Bangs, Meier, Boyd, and Niemeyer met with a dozen representatives of various conservation organizations in Helena on the 19th to discuss how decisions on wolf control procedures are made. There was concern over excessive Service use of lethal control. The groups were interested in what factors the Service considered in making those types of decisions. At least some of their concerns were a result of the Service not making people and the media aware of all the other actions taken to minimize problems between wolves and livestock, especially those methods that do not involve removing wolves. These measures include but are not limited to: increased monitoring by the landowner or Service to determine if livestock are vulnerable or if wolves are continuing to hunt them, simply waiting if it appears wild prey may become more available (calving or migration), livestock removal, or if wolves normally move out of the area, aversive conditioning (cracker shells, hazing by biologists or permitted landowners, or scare devices), recommending or using fencing/flagging, guard animals, and/or changes in husbandry practices, working with land management agencies, landowners, and private conservation groups to locate alternative pasture, additional herd monitoring/protection with herders, riders, or biologists, hazing wolves or pups to move centers of wolf activity away from concentrations of livestock, capture for release or relocation of individual wolves, and usually as a last resort, lethal control of suspect problem individual wolves. Whole packs have been removed on a few occasions but only after repeated control measures have been tried and depredations continued to occur. Control normally affects less than 6% of the wolf population annually and is unlikely to significantly affect wolf population growth. The National Reclassification proposal was also discussed.

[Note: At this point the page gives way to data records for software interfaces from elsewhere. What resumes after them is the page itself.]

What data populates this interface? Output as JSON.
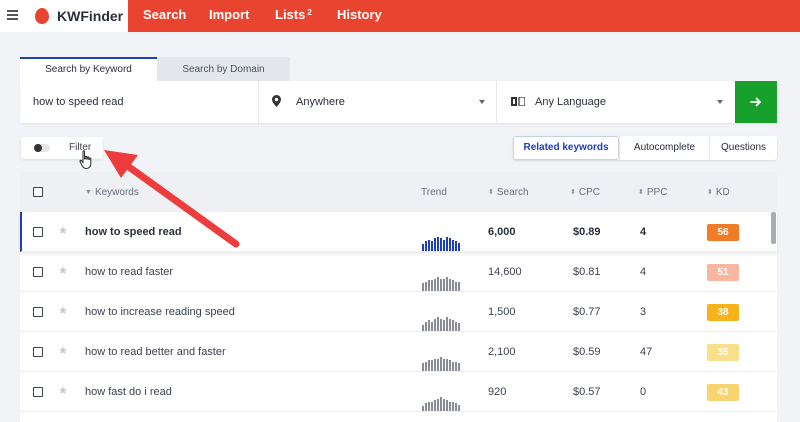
{
  "app": {
    "name": "KWFinder"
  },
  "nav": [
    {
      "label": "Search",
      "badge": ""
    },
    {
      "label": "Import",
      "badge": ""
    },
    {
      "label": "Lists",
      "badge": "2"
    },
    {
      "label": "History",
      "badge": ""
    }
  ],
  "search": {
    "tabs": [
      {
        "label": "Search by Keyword",
        "active": true
      },
      {
        "label": "Search by Domain",
        "active": false
      }
    ],
    "keyword_value": "how to speed read",
    "location": "Anywhere",
    "language": "Any Language"
  },
  "filter": {
    "label": "Filter"
  },
  "keyword_types": [
    {
      "label": "Related keywords",
      "active": true
    },
    {
      "label": "Autocomplete",
      "active": false
    },
    {
      "label": "Questions",
      "active": false
    }
  ],
  "table": {
    "headers": {
      "keywords": "Keywords",
      "trend": "Trend",
      "search": "Search",
      "cpc": "CPC",
      "ppc": "PPC",
      "kd": "KD"
    },
    "rows": [
      {
        "keyword": "how to speed read",
        "search": "6,000",
        "cpc": "$0.89",
        "ppc": "4",
        "kd": "56",
        "kd_color": "#f07c28",
        "trend": [
          5,
          7,
          8,
          7,
          9,
          10,
          9,
          8,
          10,
          9,
          8,
          7,
          6
        ],
        "trend_color": "#1f3fb8"
      },
      {
        "keyword": "how to read faster",
        "search": "14,600",
        "cpc": "$0.81",
        "ppc": "4",
        "kd": "51",
        "kd_color": "#f7b6a0",
        "trend": [
          5,
          6,
          7,
          7,
          8,
          9,
          8,
          8,
          9,
          8,
          7,
          6,
          6
        ],
        "trend_color": "#888c96"
      },
      {
        "keyword": "how to increase reading speed",
        "search": "1,500",
        "cpc": "$0.77",
        "ppc": "3",
        "kd": "38",
        "kd_color": "#f6b31c",
        "trend": [
          4,
          6,
          7,
          6,
          8,
          9,
          8,
          7,
          9,
          8,
          7,
          6,
          5
        ],
        "trend_color": "#888c96"
      },
      {
        "keyword": "how to read better and faster",
        "search": "2,100",
        "cpc": "$0.59",
        "ppc": "47",
        "kd": "35",
        "kd_color": "#f8df8a",
        "trend": [
          5,
          6,
          7,
          7,
          8,
          8,
          9,
          8,
          8,
          7,
          6,
          6,
          5
        ],
        "trend_color": "#888c96"
      },
      {
        "keyword": "how fast do i read",
        "search": "920",
        "cpc": "$0.57",
        "ppc": "0",
        "kd": "43",
        "kd_color": "#f8d46e",
        "trend": [
          3,
          5,
          6,
          6,
          7,
          8,
          9,
          8,
          7,
          6,
          6,
          5,
          4
        ],
        "trend_color": "#888c96"
      }
    ]
  },
  "colors": {
    "brand": "#e8442f",
    "accent": "#1f3fb8",
    "go": "#17a12c",
    "annotation": "#ee3b3b"
  }
}
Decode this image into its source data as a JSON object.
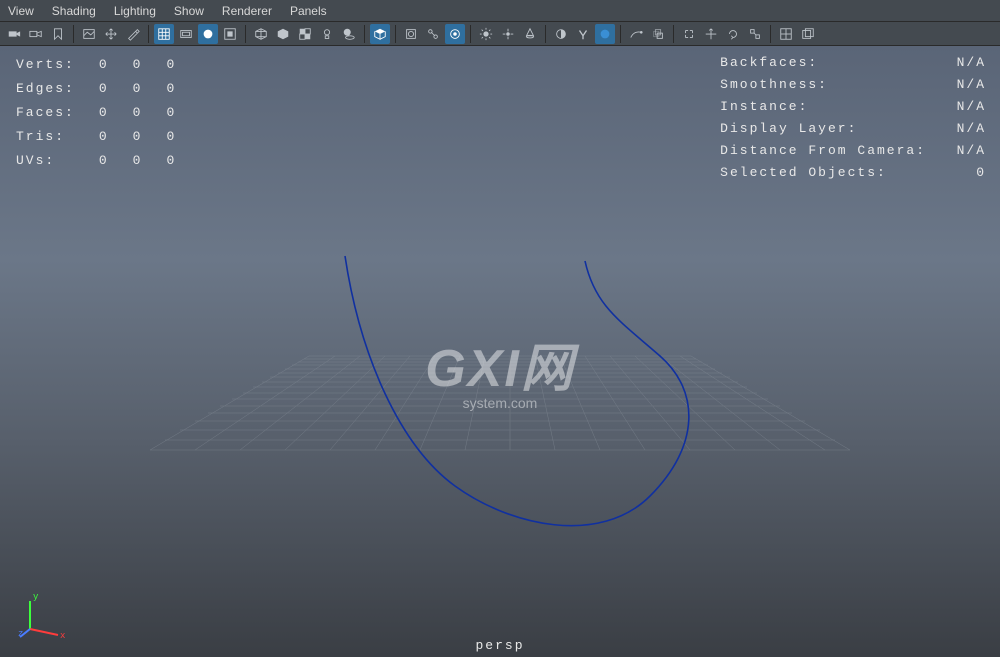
{
  "menu": {
    "items": [
      "View",
      "Shading",
      "Lighting",
      "Show",
      "Renderer",
      "Panels"
    ]
  },
  "hud_left": {
    "rows": [
      {
        "label": "Verts:",
        "a": "0",
        "b": "0",
        "c": "0"
      },
      {
        "label": "Edges:",
        "a": "0",
        "b": "0",
        "c": "0"
      },
      {
        "label": "Faces:",
        "a": "0",
        "b": "0",
        "c": "0"
      },
      {
        "label": "Tris:",
        "a": "0",
        "b": "0",
        "c": "0"
      },
      {
        "label": "UVs:",
        "a": "0",
        "b": "0",
        "c": "0"
      }
    ]
  },
  "hud_right": {
    "rows": [
      {
        "label": "Backfaces:",
        "value": "N/A"
      },
      {
        "label": "Smoothness:",
        "value": "N/A"
      },
      {
        "label": "Instance:",
        "value": "N/A"
      },
      {
        "label": "Display Layer:",
        "value": "N/A"
      },
      {
        "label": "Distance From Camera:",
        "value": "N/A"
      },
      {
        "label": "Selected Objects:",
        "value": "0"
      }
    ]
  },
  "camera": {
    "label": "persp"
  },
  "watermark": {
    "big": "GXI网",
    "small": "system.com"
  },
  "axis": {
    "x": "x",
    "y": "y",
    "z": "z"
  },
  "toolbar_icons": [
    "select-camera-icon",
    "camera-icon",
    "bookmark-icon",
    "sep",
    "image-plane-icon",
    "2d-pan-icon",
    "grease-pencil-icon",
    "sep",
    "grid-icon",
    "film-gate-icon",
    "resolution-gate-icon",
    "gate-mask-icon",
    "sep",
    "wireframe-icon",
    "shaded-icon",
    "textured-icon",
    "lights-icon",
    "shadows-icon",
    "sep",
    "isolate-select-icon",
    "sep",
    "xray-icon",
    "xray-joints-icon",
    "sep",
    "renderer-icon",
    "sep",
    "sun-icon",
    "point-light-icon",
    "spot-light-icon",
    "sep",
    "exposure-icon",
    "gamma-icon",
    "color-mgmt-icon",
    "sep",
    "motion-trail-icon",
    "ghosting-icon",
    "sep",
    "snap-icon",
    "translate-icon",
    "rotate-icon",
    "scale-icon",
    "sep",
    "layout-icon",
    "tear-off-icon"
  ]
}
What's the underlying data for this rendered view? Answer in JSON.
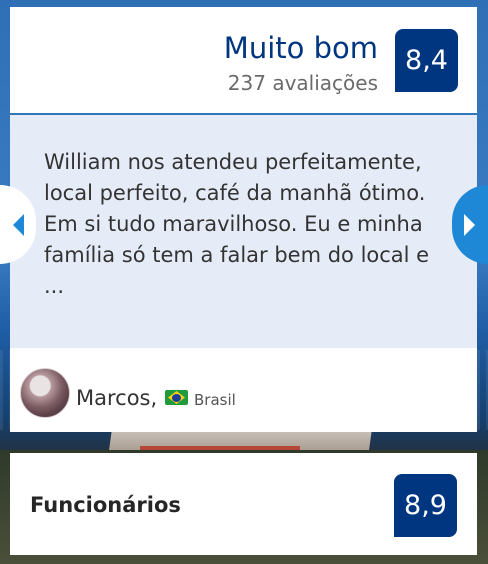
{
  "summary": {
    "rating_label": "Muito bom",
    "review_count": "237 avaliações",
    "score": "8,4"
  },
  "review": {
    "text": "William nos atendeu perfeitamente, local perfeito, café da manhã ótimo. Em si tudo maravilhoso. Eu e minha família só tem a falar bem do local e ...",
    "reviewer_name": "Marcos,",
    "reviewer_country": "Brasil",
    "flag_icon": "brazil-flag-icon"
  },
  "carousel": {
    "prev_icon": "chevron-left-icon",
    "next_icon": "chevron-right-icon",
    "accent_color": "#1e88d6"
  },
  "category": {
    "label": "Funcionários",
    "score": "8,9"
  },
  "colors": {
    "brand_blue": "#003580",
    "panel_bg": "#e6ecf7"
  }
}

We also discussed our current cooperative research projects including: Can injurious harassment by landowners reduce wolf use of areas near people and their livestock and reduce wolf attacks on livestock and pets? (training on use of beanbag and cracker shotgun shells will be provided to selected landowners); What numbers of guard dogs are most successful at reducing damage to sheep, (Defenders of Wildlife and a sheep producer are cosponsoring and funding use of various numbers of guard dogs in bands of sheep in central Idaho that a University of Montana student monitors); Can aversive training teach wolves that livestock are not a preferred prey item? (Wildlife Services, Service, Turner Endangered Species Fund, will investigate use of dog training collars on wild wolves that have repeatedly killed cattle), and the second year of a study in central Idaho to determine the numbers of cattle killed versus documented and the cause and factors involved in livestock death (including herding practices, and livestock health) on remote public land allotments (funded by the Nez Perce Tribe, Forest Service, Service, Lemhi County Livestock Producers, Defenders of Wildlife, and University of Idaho).

The Service's weekly wolf report can now be viewed at the Service's Region 6 web site at http://www.r6.fws.gov/wolf in addition to the regular distribution.

Contact: Ed Bangs (406)449_5225 x204 or Internet_ED_BANGS@FWS.GOV